Questions About Knee Surgery
When can I do normal around-the-house activities?
You can – and should – follow all of the activities that your therapists showed you as soon as you arrive home. For example, you may climb stairs one after the other; just follow the technique you were taught. You will be able to resume normal stair climbing in about two or three months. Knee replacement patients can begin to kneel when you feel comfortable.
When can I shower?
You will be helped to shower while still in the Hospital. Continue as you are shown when you go home.
How long do I need to use the walker or cane?
Let your physician tell you when to stop. Expect to use the walker for about four to six weeks, and the cane for as long as three months.
When can I drive?
In about four to eight weeks. Your doctor will let you know when you are ready. You also need to be careful about riding as a passenger in either a car, train, or plane for the first few weeks following surgery. Plans for all long trips should be reviewed with your surgeon.
When can I return to work?
This depends upon the type of work you do. Plan to resume your work schedule in about three months.
When can I resume sexual activities?
In about four to six weeks when you feel comfortable.
When can I resume recreational activities?
If you are a swimmer, you need to wait about one month until your wound is completely healed. If golf is your hobby, you may need to wait about three full months. Your physician will be able to provide a more exact time frame.
How long will I have pain?
Our goal is to minimize your discomfort. The amount of pain varies from individual to individual. You should note a gradual reduction in pain over the first few weeks.
When do I start strengthening exercises?
Generally within the first few weeks, you will begin a modified exercise program. Four to six weeks after surgery, therapy will begin for strengthening. It may take some time before you feel you are returning to normal function. Do not get discouraged.
How long will the swelling last?
About two to three months for total knee replacement patients.

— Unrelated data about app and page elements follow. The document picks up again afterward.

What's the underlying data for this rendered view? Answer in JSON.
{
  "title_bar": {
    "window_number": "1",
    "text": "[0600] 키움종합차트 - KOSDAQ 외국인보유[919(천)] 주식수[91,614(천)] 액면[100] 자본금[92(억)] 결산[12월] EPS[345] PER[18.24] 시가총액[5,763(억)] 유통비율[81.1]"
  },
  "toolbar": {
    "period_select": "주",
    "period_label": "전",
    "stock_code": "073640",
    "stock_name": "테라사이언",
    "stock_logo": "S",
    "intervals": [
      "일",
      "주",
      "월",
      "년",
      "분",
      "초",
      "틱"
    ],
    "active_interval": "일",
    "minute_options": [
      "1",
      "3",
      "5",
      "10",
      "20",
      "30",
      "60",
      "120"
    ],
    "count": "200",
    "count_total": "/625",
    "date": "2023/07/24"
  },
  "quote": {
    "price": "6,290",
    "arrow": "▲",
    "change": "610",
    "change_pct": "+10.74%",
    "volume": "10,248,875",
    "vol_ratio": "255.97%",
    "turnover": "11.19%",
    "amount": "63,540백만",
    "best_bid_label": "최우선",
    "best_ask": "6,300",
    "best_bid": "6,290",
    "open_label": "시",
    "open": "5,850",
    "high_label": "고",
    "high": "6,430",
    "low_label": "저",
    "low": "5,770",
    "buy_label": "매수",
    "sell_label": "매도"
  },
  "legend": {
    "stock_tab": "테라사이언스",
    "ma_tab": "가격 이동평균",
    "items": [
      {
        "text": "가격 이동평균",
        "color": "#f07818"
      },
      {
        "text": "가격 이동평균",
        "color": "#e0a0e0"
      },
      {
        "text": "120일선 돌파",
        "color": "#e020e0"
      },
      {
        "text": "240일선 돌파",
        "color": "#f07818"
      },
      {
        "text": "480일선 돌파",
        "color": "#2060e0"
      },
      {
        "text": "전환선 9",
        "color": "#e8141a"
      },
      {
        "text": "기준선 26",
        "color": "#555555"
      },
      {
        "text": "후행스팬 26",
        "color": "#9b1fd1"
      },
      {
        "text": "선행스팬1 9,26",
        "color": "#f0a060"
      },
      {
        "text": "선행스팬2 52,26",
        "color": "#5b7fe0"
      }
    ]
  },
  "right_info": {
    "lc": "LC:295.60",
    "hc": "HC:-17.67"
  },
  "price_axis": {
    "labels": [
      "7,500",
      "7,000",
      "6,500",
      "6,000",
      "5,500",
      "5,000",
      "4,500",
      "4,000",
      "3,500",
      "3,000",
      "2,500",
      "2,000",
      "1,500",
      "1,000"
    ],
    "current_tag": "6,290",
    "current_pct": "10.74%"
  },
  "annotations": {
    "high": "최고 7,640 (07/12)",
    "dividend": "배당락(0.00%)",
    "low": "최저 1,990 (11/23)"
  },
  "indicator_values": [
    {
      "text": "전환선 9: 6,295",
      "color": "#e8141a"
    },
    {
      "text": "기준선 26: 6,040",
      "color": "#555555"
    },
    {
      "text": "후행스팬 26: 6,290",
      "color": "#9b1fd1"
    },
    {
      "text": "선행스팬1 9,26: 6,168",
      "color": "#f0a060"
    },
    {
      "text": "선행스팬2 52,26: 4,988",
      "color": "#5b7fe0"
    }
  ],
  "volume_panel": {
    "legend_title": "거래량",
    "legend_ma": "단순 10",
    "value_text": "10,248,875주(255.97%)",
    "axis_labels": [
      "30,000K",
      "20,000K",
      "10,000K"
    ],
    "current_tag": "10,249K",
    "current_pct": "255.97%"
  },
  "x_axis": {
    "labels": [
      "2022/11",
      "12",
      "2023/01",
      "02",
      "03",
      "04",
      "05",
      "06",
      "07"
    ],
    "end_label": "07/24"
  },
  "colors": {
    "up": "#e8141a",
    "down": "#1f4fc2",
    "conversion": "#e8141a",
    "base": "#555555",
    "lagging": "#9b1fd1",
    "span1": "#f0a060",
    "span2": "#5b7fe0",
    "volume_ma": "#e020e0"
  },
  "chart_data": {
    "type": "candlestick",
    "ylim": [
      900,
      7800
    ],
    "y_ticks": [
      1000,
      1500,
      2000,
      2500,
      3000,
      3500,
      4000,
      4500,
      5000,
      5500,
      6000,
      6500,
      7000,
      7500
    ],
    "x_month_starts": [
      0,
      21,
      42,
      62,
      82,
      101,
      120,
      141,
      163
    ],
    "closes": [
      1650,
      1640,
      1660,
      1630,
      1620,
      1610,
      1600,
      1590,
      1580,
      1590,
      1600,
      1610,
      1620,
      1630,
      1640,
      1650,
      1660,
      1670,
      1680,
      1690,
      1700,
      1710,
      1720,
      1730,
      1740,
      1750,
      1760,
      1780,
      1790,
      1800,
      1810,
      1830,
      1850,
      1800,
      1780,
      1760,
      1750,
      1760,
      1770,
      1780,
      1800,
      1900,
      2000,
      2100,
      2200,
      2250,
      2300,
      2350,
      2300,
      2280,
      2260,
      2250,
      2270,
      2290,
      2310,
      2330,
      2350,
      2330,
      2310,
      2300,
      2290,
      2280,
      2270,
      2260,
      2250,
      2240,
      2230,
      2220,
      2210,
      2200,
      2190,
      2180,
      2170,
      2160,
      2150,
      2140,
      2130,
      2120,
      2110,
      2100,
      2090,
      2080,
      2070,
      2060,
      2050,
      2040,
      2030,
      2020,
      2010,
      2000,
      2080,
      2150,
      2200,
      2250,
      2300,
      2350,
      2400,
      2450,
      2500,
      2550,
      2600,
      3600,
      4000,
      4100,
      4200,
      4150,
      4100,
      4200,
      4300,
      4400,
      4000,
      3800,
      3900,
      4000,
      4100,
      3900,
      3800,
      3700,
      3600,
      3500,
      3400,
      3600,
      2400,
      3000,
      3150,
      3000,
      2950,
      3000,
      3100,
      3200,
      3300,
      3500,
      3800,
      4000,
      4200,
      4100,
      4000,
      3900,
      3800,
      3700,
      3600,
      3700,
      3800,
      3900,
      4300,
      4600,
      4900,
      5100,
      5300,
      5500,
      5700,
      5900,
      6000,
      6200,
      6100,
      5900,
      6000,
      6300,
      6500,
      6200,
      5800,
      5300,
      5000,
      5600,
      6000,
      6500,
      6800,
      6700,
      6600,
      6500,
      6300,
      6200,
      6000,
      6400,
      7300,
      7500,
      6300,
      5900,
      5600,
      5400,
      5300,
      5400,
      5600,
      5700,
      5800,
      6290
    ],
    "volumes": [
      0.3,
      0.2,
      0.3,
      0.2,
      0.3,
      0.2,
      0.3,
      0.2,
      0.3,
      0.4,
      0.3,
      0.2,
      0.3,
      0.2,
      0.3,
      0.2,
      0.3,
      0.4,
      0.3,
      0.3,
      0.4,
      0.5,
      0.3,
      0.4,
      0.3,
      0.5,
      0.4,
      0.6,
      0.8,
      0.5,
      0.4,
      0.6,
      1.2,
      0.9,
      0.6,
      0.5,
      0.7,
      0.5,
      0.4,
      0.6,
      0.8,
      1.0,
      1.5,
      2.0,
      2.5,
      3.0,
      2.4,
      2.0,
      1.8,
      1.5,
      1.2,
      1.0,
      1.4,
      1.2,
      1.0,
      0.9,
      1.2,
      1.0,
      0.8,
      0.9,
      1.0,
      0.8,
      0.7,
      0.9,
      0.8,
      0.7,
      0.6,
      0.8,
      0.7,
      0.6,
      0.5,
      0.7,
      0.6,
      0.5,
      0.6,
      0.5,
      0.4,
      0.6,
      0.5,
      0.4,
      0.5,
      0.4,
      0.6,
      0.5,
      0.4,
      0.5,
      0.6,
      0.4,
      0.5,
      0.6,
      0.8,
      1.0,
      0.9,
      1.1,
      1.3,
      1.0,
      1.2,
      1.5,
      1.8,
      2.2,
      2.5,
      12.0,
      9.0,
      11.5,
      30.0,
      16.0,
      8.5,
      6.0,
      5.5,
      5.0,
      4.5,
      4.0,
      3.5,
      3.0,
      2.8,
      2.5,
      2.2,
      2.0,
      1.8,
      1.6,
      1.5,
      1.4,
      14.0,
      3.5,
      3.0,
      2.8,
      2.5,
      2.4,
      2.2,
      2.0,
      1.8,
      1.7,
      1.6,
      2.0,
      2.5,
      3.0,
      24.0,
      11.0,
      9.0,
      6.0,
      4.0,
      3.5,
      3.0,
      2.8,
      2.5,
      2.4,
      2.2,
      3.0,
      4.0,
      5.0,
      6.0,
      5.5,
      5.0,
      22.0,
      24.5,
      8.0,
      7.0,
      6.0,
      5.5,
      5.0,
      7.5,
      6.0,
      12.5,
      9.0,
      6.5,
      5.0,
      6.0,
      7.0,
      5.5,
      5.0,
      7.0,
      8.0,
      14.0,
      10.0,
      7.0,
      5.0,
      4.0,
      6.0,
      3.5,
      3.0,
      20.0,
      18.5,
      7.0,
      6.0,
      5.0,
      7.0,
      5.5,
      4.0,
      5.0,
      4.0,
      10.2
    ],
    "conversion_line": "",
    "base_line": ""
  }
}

How long will I need to take a blood-thinning medicine?
About four to six weeks. Your physician will tell you when to stop.
How long will I be in the Hospital?
Most patients stay between three and five days.
Where do I go after my hospitalization?
There are three possibilities: home, an acute rehabilitation facility, or a subacute or extended care facility.
Home: if you go directly home from the Hospital, you may receive therapy as an outpatient. Knee replacement patients may need therapy as much as three times per week. Please discuss questions about outpatient therapy with your surgeon or therapist. Be aware that you will need transportation to and from outpatient therapy! Your therapist and social worker will work together to obtain any special equipment or services that you may need at home.
Acute Rehabilitation Facility: you will receive approximately three hours of physical and occupational therapy daily; this intensity of therapy may help you go home faster.
Subacute Rehabilitation or Extended Care Facility: at such a center, you will receive about 1-1/2 hours of physical and occupational therapy each day.
What determines whether I need to go to a rehabilitation center or can go home following surgery?
Primarily your progress during your physical therapy sessions immediately after surgery. The layout of your home, as well as the amount and kind of support you have there, are important considerations. Your physician, case manager, therapists, and nursing team will help you plan for your discharge.
If I need to go to a rehab center, how long will I be there?
Five to seven days. Keep in mind that total knee replacement patients may require outpatient physical therapy even after they leave the rehab center.
Will I be able to go through metal detectors?
It is possible that you will set off a metal detector. Ask your surgeon or the Hospital for a joint prosthesis identification card to carry with you.
What else do I need to know?
Information about follow-up care, diet, incisional care, and medications will be discussed with you before you are discharged from the Hospital. Please ask if there is something you do not understand. Once you are discharged, you may still have questions or concerns that are important. Please feel free to contact your physician’s office, or call 484-628-JOINT.